by Kirsten Powers
“When the protests first began in Egypt, I was in constant contact with an Egyptian relative who is a successful businessman, university professor and astute student of world politics.
As my husband and I panicked for our family’s safety, this relative was calm, assuring me that Hosni Mubarak would appoint an interim government and that there would likely be an important role for Omar Suileman, who is a well respected leader in Egypt. Both these things quickly came true.
Day after day he assured me that everything would be fine. He was sure that the Muslim Brotherhood—which he regards as a radical Islamist group – was not organized enough to gain any significant power.
Today, he was not so calm.
Our family in Egypt is shocked and alarmed by what they are hearing from Western voices and even the apparent leading opposition candidate Mohamed ElBaradei—who has partnered with the Muslim Brotherhood — who claim that the Brotherhood is a moderate group that should not be feared.

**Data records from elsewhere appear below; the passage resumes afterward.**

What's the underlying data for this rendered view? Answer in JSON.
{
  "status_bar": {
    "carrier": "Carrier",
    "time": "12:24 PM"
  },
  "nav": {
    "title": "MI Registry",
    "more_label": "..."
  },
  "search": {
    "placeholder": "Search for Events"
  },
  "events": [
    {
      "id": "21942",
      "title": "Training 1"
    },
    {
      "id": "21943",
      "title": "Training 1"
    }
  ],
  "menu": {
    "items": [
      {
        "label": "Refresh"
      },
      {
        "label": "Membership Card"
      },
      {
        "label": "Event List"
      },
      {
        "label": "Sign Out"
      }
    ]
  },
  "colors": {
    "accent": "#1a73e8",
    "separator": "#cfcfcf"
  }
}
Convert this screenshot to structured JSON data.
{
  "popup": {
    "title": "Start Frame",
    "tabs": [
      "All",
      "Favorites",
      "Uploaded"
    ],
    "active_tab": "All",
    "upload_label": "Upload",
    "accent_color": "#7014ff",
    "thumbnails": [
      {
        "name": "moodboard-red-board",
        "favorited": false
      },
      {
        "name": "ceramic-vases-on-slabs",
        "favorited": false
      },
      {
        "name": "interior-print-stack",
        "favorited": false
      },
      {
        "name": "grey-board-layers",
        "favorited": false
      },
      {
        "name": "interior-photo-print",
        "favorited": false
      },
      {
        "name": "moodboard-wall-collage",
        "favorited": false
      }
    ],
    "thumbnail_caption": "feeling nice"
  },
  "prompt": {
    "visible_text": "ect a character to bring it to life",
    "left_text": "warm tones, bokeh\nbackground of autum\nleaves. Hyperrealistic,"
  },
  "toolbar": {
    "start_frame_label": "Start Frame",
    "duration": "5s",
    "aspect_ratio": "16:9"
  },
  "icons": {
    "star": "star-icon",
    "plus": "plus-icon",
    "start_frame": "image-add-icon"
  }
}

As Coptic Christians—native Egyptians who comprise the largest religious minority in the Middle East—they are especially attuned to the double-speak of Islamist groups trying to attain power.”